Field insights from Jamie Gaymer
(This article was originally published in The Horn, autumn 2014. Author: Jamie Gaymer - Warden, Ol Jogi)
Who owns Kenya’s rhinos?
The rapid inflation in the price of rhino horn in consumer markets has put tremendous pressure on those protecting rhinos. One indirect impact of poaching is the increased capacity requirement needed to grow rhino populations. The primary capacity factor affected by the increase in demand is security.
It is becoming increasingly difficult and costly to maintain acceptable standards to ensure that populations maintain positive growth. Kenya currently has a significant space deficit for rhinos, exaggerated by the 150,000 acres recently lost through private sector disinvestment. The economic burden is becoming increasingly unsustainable.
In Kenya 44% of Eastern black rhinos and 72% of Southern white rhinos are currently hosted on private land; this equates to 55% of the total rhino numbers. Additionally, the Kenyan private sector currently hosts four of the last seven remaining Northern white rhinos in the world. Based on these statistics, one might assume that economic motives drive private sector investment in rhino conservation. This could not be further from the truth.
All black rhinos are owned by the state and although the private sector owns their white rhinos, policy regulations prohibit many avenues for revenue generation. Nevertheless, the private sector works very closely with the government. Cooperative support includes intelligence sharing, armed response, asset sharing, policy development and biological management.
The Kenya Rhino Management Strategy clearly outlines the need for retention and development of the private sector sanctuaries. However many rhino sanctuaries, private and public, have reached or exceeded ecological carrying capacity and this is of sincere concern.
Held to ransom on Ol Jogi
The letter was handwritten and on the reverse were the names and signatures of 75% of our armed personnel. The contents demanded an immediate pay rise of 200-300% for all individuals listed, and a positive response by 2pm on the same day. Failure to satisfy the demand in full would result in the immediate resignation of all parties; notice would not be served!
We convened a crisis meeting with the said individuals. All reasonable avenues at our discretion were employed to resolve the situation but it was not to be. Ol Jogi was without, arguably, the most critical component of rhino security; an effective armed response team.
In a time of crisis, the Kenyan conservation community displayed tremendous unity; both government agencies and private sector conservancies provided significant support. Circumstance analysis and evaluation was thorough in order to avoid a repeat situation; in Ol Jogi or elsewhere.

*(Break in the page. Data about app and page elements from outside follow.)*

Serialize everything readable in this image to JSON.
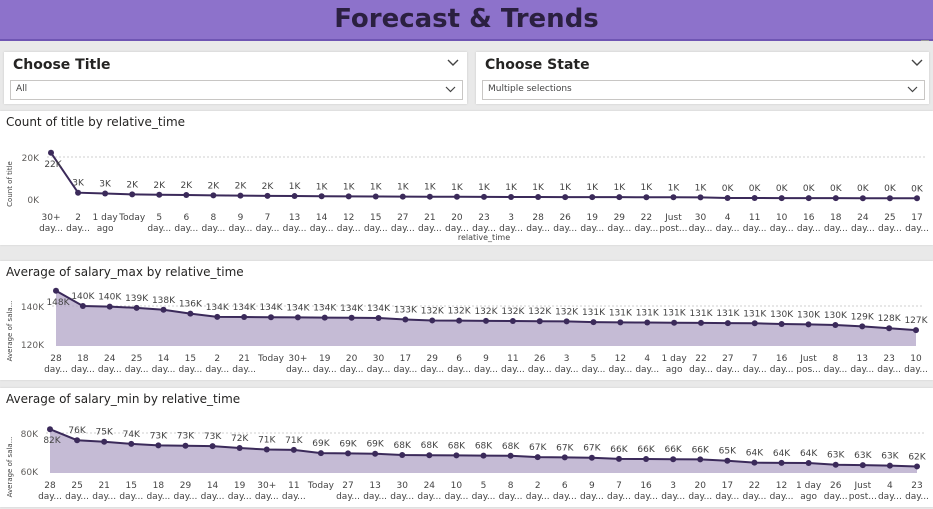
{
  "header": {
    "title": "Forecast & Trends"
  },
  "filters": [
    {
      "label": "Choose Title",
      "value": "All"
    },
    {
      "label": "Choose State",
      "value": "Multiple selections"
    }
  ],
  "colors": {
    "accent": "#8d72cb",
    "line": "#3b2a5a",
    "fill": "#b1a4c7"
  },
  "chart_data": [
    {
      "type": "line",
      "title": "Count of title by relative_time",
      "xlabel": "relative_time",
      "ylabel": "Count of title",
      "yticks": [
        "20K",
        "0K"
      ],
      "ylim": [
        0,
        20000
      ],
      "grid": true,
      "categories": [
        [
          "30+",
          "day..."
        ],
        [
          "2",
          "day..."
        ],
        [
          "1 day",
          "ago"
        ],
        [
          "Today"
        ],
        [
          "5",
          "day..."
        ],
        [
          "6",
          "day..."
        ],
        [
          "8",
          "day..."
        ],
        [
          "9",
          "day..."
        ],
        [
          "7",
          "day..."
        ],
        [
          "13",
          "day..."
        ],
        [
          "14",
          "day..."
        ],
        [
          "12",
          "day..."
        ],
        [
          "15",
          "day..."
        ],
        [
          "27",
          "day..."
        ],
        [
          "21",
          "day..."
        ],
        [
          "20",
          "day..."
        ],
        [
          "23",
          "day..."
        ],
        [
          "3",
          "day..."
        ],
        [
          "28",
          "day..."
        ],
        [
          "26",
          "day..."
        ],
        [
          "19",
          "day..."
        ],
        [
          "29",
          "day..."
        ],
        [
          "22",
          "day..."
        ],
        [
          "Just",
          "post..."
        ],
        [
          "30",
          "day..."
        ],
        [
          "4",
          "day..."
        ],
        [
          "11",
          "day..."
        ],
        [
          "10",
          "day..."
        ],
        [
          "16",
          "day..."
        ],
        [
          "18",
          "day..."
        ],
        [
          "24",
          "day..."
        ],
        [
          "25",
          "day..."
        ],
        [
          "17",
          "day..."
        ]
      ],
      "labels": [
        "22K",
        "3K",
        "3K",
        "2K",
        "2K",
        "2K",
        "2K",
        "2K",
        "2K",
        "1K",
        "1K",
        "1K",
        "1K",
        "1K",
        "1K",
        "1K",
        "1K",
        "1K",
        "1K",
        "1K",
        "1K",
        "1K",
        "1K",
        "1K",
        "1K",
        "0K",
        "0K",
        "0K",
        "0K",
        "0K",
        "0K",
        "0K",
        "0K"
      ],
      "values": [
        22000,
        3000,
        2600,
        2200,
        2000,
        1900,
        1700,
        1600,
        1500,
        1400,
        1300,
        1250,
        1200,
        1150,
        1100,
        1050,
        1000,
        980,
        950,
        920,
        900,
        870,
        850,
        820,
        800,
        480,
        460,
        440,
        420,
        400,
        380,
        360,
        340
      ]
    },
    {
      "type": "area",
      "title": "Average of salary_max by relative_time",
      "xlabel": "",
      "ylabel": "Average of sala...",
      "yticks": [
        "140K",
        "120K"
      ],
      "ylim": [
        120000,
        140000
      ],
      "grid": true,
      "categories": [
        [
          "28",
          "day..."
        ],
        [
          "18",
          "day..."
        ],
        [
          "24",
          "day..."
        ],
        [
          "25",
          "day..."
        ],
        [
          "14",
          "day..."
        ],
        [
          "15",
          "day..."
        ],
        [
          "2",
          "day..."
        ],
        [
          "21",
          "day..."
        ],
        [
          "Today"
        ],
        [
          "30+",
          "day..."
        ],
        [
          "19",
          "day..."
        ],
        [
          "20",
          "day..."
        ],
        [
          "30",
          "day..."
        ],
        [
          "17",
          "day..."
        ],
        [
          "29",
          "day..."
        ],
        [
          "6",
          "day..."
        ],
        [
          "9",
          "day..."
        ],
        [
          "11",
          "day..."
        ],
        [
          "26",
          "day..."
        ],
        [
          "3",
          "day..."
        ],
        [
          "5",
          "day..."
        ],
        [
          "12",
          "day..."
        ],
        [
          "4",
          "day..."
        ],
        [
          "1 day",
          "ago"
        ],
        [
          "22",
          "day..."
        ],
        [
          "27",
          "day..."
        ],
        [
          "7",
          "day..."
        ],
        [
          "16",
          "day..."
        ],
        [
          "Just",
          "pos..."
        ],
        [
          "8",
          "day..."
        ],
        [
          "13",
          "day..."
        ],
        [
          "23",
          "day..."
        ],
        [
          "10",
          "day..."
        ]
      ],
      "labels": [
        "148K",
        "140K",
        "140K",
        "139K",
        "138K",
        "136K",
        "134K",
        "134K",
        "134K",
        "134K",
        "134K",
        "134K",
        "134K",
        "133K",
        "132K",
        "132K",
        "132K",
        "132K",
        "132K",
        "132K",
        "131K",
        "131K",
        "131K",
        "131K",
        "131K",
        "131K",
        "131K",
        "130K",
        "130K",
        "130K",
        "129K",
        "128K",
        "127K"
      ],
      "values": [
        148000,
        140000,
        139700,
        139000,
        138000,
        136000,
        134300,
        134200,
        134100,
        134000,
        133900,
        133800,
        133700,
        132900,
        132400,
        132300,
        132200,
        132100,
        132000,
        131900,
        131500,
        131400,
        131300,
        131200,
        131100,
        131000,
        130900,
        130500,
        130300,
        130000,
        129300,
        128300,
        127300
      ]
    },
    {
      "type": "area",
      "title": "Average of salary_min by relative_time",
      "xlabel": "",
      "ylabel": "Average of sala...",
      "yticks": [
        "80K",
        "60K"
      ],
      "ylim": [
        60000,
        80000
      ],
      "grid": true,
      "categories": [
        [
          "28",
          "day..."
        ],
        [
          "25",
          "day..."
        ],
        [
          "21",
          "day..."
        ],
        [
          "15",
          "day..."
        ],
        [
          "18",
          "day..."
        ],
        [
          "29",
          "day..."
        ],
        [
          "14",
          "day..."
        ],
        [
          "19",
          "day..."
        ],
        [
          "30+",
          "day..."
        ],
        [
          "11",
          "day..."
        ],
        [
          "Today"
        ],
        [
          "27",
          "day..."
        ],
        [
          "13",
          "day..."
        ],
        [
          "30",
          "day..."
        ],
        [
          "24",
          "day..."
        ],
        [
          "10",
          "day..."
        ],
        [
          "5",
          "day..."
        ],
        [
          "8",
          "day..."
        ],
        [
          "2",
          "day..."
        ],
        [
          "6",
          "day..."
        ],
        [
          "9",
          "day..."
        ],
        [
          "7",
          "day..."
        ],
        [
          "16",
          "day..."
        ],
        [
          "3",
          "day..."
        ],
        [
          "20",
          "day..."
        ],
        [
          "17",
          "day..."
        ],
        [
          "22",
          "day..."
        ],
        [
          "12",
          "day..."
        ],
        [
          "1 day",
          "ago"
        ],
        [
          "26",
          "day..."
        ],
        [
          "Just",
          "post..."
        ],
        [
          "4",
          "day..."
        ],
        [
          "23",
          "day..."
        ]
      ],
      "labels": [
        "82K",
        "76K",
        "75K",
        "74K",
        "73K",
        "73K",
        "73K",
        "72K",
        "71K",
        "71K",
        "69K",
        "69K",
        "69K",
        "68K",
        "68K",
        "68K",
        "68K",
        "68K",
        "67K",
        "67K",
        "67K",
        "66K",
        "66K",
        "66K",
        "66K",
        "65K",
        "64K",
        "64K",
        "64K",
        "63K",
        "63K",
        "63K",
        "62K"
      ],
      "values": [
        82000,
        76200,
        75400,
        74300,
        73500,
        73300,
        73100,
        72100,
        71300,
        71100,
        69400,
        69300,
        69100,
        68400,
        68300,
        68200,
        68100,
        68000,
        67300,
        67200,
        67000,
        66400,
        66300,
        66200,
        66100,
        65400,
        64400,
        64300,
        64200,
        63300,
        63100,
        62800,
        62400
      ]
    }
  ]
}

The Kenya Wildlife Service (KWS) was co-opted to assist with a recruitment exercise. Immediately after the new team was selected, the KWS embarked on a ranger training programme. Ol Jogi management simultaneously applied for National Police Reserve (NPR) status on behalf of the candidates. Once this was received in May, the police embarked on a mandatory training course, after which the team was legally and technically ready for deployment.
A critical component to give our new team a competitive edge lay in further training, which has never been more important considering the evolving threats. 51 Degrees was contracted for a month’s training course, which included weapons training, first aid, strategic patrolling, navigation, ambushing, use of dogs in security and much more. It is the edge that might make the difference between life and death for our new rangers. .
We hope to maintain this level of competence though refresher courses, as well as increasing ranger capacity with further and more advanced training. The enemy is evolving, risk increasing, threat worsening and it is our responsibility to ensure that our security is prepared.